The 2020 Australian Fitness Awards powered by Fitness Australia are now open for nominations.

The awards recognise the contribution of those who facilitate better health and wellbeing across Australian communities.

CEO of industry registration body Fitness Australia, Barrie Elvish said ‘We know it can take blood, sweat and tears to make positive changes to people’s lives, so I’d encourage these inspirational stories to be shared through the 2020 Australian Fitness Awards program – have your clients share their fitness story and nominate you, your business or your program, for the opportunity to gain national recognition.’

New Awards in the 2020 program will recognise club managers, fitness educators, community activation initiatives, and community volunteers.

‘With our focus on community engagement, we look forward to receiving nominations that demonstrate the innovative ways that providers are engaging with their communities to get them moving – it could be charity event collaborations, local fun runs or offering services to specific community groups to make fitness more accessible and inclusive’ explained Elvish.

Individual Awards include Group Exercise Instructor of the Year; Personal Trainer of the Year; Fitness Student of the Year; and Fitness Educator of the Year.

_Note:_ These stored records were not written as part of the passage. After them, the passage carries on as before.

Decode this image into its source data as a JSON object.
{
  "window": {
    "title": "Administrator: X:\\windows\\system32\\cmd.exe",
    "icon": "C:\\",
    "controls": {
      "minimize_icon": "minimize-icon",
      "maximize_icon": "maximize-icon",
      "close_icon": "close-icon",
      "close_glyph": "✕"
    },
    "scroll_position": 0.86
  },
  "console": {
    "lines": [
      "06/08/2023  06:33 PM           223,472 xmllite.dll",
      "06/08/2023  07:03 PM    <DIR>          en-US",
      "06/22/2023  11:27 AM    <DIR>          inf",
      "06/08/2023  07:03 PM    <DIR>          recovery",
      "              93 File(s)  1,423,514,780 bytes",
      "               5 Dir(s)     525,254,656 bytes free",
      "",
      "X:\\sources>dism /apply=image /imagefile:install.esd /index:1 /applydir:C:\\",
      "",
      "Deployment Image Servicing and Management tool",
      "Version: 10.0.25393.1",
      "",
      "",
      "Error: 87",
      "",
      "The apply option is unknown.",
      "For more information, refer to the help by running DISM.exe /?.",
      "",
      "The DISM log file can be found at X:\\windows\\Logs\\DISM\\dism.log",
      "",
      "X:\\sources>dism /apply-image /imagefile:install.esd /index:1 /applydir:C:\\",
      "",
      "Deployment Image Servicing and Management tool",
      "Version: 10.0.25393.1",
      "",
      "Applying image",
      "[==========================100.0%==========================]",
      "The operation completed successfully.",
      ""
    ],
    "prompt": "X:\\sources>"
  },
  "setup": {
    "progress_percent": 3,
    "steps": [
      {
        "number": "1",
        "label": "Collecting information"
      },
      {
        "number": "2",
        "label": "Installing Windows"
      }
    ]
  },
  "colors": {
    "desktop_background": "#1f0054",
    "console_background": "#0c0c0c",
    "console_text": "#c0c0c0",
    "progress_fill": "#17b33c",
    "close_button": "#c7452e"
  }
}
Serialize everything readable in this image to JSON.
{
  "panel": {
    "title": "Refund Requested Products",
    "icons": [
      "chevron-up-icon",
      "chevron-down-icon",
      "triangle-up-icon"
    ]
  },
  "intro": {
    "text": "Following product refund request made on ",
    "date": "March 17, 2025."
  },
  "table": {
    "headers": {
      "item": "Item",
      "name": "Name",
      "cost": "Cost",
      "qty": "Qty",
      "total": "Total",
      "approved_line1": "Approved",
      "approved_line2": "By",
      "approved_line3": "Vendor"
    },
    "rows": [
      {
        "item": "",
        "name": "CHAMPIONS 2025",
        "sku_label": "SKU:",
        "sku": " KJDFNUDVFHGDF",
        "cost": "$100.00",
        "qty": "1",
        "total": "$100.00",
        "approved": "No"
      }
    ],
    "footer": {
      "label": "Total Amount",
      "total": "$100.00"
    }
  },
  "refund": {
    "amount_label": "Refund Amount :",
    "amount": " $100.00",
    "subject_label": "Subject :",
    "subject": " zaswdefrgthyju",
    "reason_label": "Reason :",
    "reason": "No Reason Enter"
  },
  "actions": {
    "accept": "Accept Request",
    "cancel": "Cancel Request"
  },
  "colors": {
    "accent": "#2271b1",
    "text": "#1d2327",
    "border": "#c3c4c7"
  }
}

Business Awards include Boutique Fitness Business of the Year; Not-for-Profit Fitness Business of the Year; Fitness Business of the Year; Quality Accredited Fitness Business of the Year; and Club Manager of the Year.

Community Awards include Community Exercise Program or Event Award; Community Activation Award; and Community Volunteer Award.

The Awards of Honour are the Fitness Industry Roll of Honour and the Chairperson’s Award.

By nominating a fitness provider, educator, program, event or volunteer at awards.fitness.org.au you could be in with the chance to win 1 of 5 Fitbits. National winners will be announced at the 2020 Australian Fitness Awards Gala Dinner in Sydney on Friday 1 May 2020.

Source: Fitness Australia